The Volvo L25 Electric is powered by lithium-ion batteries that cover an eight-hour working shift with one single charge in the machine’s regular applications, which include light infrastructure work, gardening, landscaping and agriculture. The L25 also incorporates two dedicated electric motors – one for the drivetrain and one of the hydraulics. Decoupling the subsystems has led to higher efficiency across the entire machine.
Meantime, the company has also delivered its first ECR25 electric compact excavator to French contractor Spac, part of the Colas Group.
By mid-2020, the company says it will begin to launch a range of electric compact excavators (EC15 to EC27) and electric wheel loaders (L20 to L28), and will be stopping development of new-based models in these ranges.
In parallel, Volvo CE says it will keep working to find additional opportunities for electromobility across all its product ranges and applications. “We want to be able to offer our customers clean, efficient solutions that deliver on performance and productivity. We want to be able to offer responsible, sustainable products, a clear path to a better tomorrow.”
More to come
These new machines are only the tip of the ‘electric’ iceberg. As pressure mounts to cut carbon emissions and to protect workers from harmful fumes, there will be more to come.
Eurotunnel awarded a contract in 2018 to specialist rail equipment manufacturer Socofer to design and build 19 battery shunting locomotives. Aegis Engineering Systems will support Eurotunnel overseeing the standards and approval strategy. The first operational battery shunting locomotive will be delivered during 2020 followed by one per month until the order is complete.
A spokesperson said that replacement of diesel shunting locomotives with battery shunting locomotives, together with an ongoing related project to replace diesel generators with battery packs, will deliver a monumental step forward in Eurotunnel’s goal to eliminate all carbon emissions during maintenance works and improve the atmospheric conditions for Eurotunnel’s employees during maintenance activities.
UK railway regulator the Office of Rail and Road has issued guidance on reducing diesel engine exhaust emissions (DEEE) in the railway sector. Although much of this refers to the exhaust from diesel railway locomotives, some of it does also apply to plant being used to maintain and enhance the railway.
In a written statement, the ORR said: “We expect rail companies to minimise worker exposures to DEEE in tunnels (and elsewhere) by substitution (for electrical equipment) where this is reasonably practicable.
“However, we recognise that this may not always be possible and that alternative controls (for example siting equipment outside the tunnel; reducing emissions by use of particulate filters and selective catalyst reduction on the exhaust where possible; provision of forced ventilation through the tunnel; and powered respiratory equipment for workers) should be provided. The control solutions will depend on the extent and duration of the task.

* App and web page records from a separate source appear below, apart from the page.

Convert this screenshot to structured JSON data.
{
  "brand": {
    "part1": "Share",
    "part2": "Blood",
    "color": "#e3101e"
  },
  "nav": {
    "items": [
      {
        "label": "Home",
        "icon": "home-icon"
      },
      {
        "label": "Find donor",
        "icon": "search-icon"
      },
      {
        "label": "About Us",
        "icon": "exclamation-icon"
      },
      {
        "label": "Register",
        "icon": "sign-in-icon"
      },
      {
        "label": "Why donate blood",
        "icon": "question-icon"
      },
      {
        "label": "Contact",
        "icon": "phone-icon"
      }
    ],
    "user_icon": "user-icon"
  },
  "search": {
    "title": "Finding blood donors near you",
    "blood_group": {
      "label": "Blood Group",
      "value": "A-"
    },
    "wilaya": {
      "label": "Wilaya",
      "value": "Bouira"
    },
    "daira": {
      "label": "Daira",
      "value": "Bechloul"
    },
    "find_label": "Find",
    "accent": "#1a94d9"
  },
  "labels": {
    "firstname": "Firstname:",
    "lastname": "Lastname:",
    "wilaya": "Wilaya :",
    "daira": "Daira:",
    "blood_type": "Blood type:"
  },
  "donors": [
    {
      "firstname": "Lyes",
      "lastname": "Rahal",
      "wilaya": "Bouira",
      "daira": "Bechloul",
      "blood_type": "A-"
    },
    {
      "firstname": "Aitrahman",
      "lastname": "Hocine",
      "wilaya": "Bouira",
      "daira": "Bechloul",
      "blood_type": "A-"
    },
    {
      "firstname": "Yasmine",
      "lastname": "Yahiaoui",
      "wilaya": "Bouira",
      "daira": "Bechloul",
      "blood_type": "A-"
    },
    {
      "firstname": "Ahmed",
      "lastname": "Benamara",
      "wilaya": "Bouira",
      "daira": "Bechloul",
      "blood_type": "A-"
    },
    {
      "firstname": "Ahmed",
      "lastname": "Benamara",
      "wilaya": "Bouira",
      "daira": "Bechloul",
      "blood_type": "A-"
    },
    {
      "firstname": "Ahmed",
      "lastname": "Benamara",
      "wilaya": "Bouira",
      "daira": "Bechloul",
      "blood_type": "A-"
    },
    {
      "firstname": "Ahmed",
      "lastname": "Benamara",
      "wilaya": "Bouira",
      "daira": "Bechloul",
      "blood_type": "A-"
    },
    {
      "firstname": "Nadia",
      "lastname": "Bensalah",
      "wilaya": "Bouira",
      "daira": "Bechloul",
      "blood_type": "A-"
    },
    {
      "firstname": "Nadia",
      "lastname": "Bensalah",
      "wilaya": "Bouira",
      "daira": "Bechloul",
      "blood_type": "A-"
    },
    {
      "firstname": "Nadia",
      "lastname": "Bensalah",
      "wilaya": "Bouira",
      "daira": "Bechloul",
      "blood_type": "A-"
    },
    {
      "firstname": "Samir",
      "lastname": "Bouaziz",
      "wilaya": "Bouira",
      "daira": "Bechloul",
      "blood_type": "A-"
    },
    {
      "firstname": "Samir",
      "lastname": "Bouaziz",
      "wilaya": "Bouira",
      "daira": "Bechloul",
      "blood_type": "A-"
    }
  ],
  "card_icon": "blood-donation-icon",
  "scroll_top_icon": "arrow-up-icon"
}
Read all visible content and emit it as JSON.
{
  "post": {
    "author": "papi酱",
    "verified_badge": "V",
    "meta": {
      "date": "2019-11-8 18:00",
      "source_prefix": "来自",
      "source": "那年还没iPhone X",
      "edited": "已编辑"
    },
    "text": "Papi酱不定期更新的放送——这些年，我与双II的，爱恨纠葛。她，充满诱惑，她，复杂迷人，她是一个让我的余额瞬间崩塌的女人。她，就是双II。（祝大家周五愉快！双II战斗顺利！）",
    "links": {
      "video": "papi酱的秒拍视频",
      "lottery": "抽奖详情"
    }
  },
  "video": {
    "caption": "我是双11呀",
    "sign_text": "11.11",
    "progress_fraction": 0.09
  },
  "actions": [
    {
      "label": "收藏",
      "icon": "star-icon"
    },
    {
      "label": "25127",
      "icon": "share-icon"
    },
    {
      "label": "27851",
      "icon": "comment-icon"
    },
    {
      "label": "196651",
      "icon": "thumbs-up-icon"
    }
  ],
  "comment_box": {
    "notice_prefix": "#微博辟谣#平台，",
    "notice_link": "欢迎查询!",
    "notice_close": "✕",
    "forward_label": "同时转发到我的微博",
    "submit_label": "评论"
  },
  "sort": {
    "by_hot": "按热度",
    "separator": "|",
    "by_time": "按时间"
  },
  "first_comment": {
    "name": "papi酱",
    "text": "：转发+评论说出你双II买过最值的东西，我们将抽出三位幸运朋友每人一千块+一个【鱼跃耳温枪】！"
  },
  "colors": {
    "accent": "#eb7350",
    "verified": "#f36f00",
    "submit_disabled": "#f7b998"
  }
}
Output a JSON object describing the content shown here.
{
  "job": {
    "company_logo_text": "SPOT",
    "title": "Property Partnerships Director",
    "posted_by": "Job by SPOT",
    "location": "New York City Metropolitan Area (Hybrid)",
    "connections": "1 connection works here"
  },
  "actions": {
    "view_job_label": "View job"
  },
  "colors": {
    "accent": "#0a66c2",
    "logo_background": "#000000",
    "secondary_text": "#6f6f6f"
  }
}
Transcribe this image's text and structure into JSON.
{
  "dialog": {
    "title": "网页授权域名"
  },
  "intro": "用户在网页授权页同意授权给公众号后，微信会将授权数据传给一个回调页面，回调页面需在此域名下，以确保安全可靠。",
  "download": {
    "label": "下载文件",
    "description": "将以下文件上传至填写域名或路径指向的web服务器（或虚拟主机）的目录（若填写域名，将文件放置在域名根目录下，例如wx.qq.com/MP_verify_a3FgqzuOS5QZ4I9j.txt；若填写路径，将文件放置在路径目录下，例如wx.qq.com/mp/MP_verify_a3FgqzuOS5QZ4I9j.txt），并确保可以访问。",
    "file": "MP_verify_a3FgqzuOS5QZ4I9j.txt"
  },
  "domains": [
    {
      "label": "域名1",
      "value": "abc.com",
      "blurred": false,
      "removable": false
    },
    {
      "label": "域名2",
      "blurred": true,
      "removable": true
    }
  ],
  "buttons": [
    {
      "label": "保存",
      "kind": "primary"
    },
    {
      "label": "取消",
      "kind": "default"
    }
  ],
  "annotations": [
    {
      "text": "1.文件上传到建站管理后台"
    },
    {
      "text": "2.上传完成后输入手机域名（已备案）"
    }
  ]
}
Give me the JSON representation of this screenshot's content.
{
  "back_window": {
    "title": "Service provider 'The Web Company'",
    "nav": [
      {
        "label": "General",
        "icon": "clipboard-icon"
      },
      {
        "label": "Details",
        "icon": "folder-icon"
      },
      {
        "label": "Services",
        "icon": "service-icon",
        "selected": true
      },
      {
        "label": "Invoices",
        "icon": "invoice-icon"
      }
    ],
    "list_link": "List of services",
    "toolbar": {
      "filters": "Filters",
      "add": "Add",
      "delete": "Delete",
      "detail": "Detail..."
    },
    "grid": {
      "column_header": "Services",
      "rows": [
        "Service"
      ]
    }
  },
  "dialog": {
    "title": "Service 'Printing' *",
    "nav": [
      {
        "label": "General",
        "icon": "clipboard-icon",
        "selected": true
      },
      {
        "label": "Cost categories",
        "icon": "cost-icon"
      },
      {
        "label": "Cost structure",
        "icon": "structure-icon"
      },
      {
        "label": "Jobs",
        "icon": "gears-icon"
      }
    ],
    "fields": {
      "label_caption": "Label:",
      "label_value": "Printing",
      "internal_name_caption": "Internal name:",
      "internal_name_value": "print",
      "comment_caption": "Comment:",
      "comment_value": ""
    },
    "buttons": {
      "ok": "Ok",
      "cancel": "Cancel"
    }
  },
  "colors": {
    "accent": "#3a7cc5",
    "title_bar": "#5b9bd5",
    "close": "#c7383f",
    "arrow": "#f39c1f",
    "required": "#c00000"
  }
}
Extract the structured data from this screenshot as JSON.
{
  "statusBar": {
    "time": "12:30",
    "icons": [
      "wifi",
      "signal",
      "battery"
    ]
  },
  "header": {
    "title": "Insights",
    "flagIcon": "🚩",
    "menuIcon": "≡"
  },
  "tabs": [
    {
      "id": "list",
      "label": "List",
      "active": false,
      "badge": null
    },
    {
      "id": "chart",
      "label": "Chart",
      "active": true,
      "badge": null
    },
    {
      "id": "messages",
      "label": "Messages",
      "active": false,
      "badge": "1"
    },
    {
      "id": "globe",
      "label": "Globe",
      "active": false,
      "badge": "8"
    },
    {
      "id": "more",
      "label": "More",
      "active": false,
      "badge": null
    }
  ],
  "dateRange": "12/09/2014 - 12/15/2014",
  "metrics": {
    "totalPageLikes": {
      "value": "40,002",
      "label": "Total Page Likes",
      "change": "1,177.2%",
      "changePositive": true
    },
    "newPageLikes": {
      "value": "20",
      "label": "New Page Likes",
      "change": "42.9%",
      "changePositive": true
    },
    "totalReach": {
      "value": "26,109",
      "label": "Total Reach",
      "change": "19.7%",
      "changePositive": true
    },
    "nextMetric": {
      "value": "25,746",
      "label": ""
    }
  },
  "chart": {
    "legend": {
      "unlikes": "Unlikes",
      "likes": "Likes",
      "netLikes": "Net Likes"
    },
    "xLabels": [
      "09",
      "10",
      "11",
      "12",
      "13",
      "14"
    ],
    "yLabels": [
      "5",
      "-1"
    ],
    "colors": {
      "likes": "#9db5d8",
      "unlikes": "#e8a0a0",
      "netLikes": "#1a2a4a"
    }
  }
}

“We have seen examples of innovation in tunnel working, with trials of battery powered access equipment for regular inspection work in long tunnels.”
It seems that ‘battery is the new diesel’. It will be fascinating to see how this sector develops over the next few years.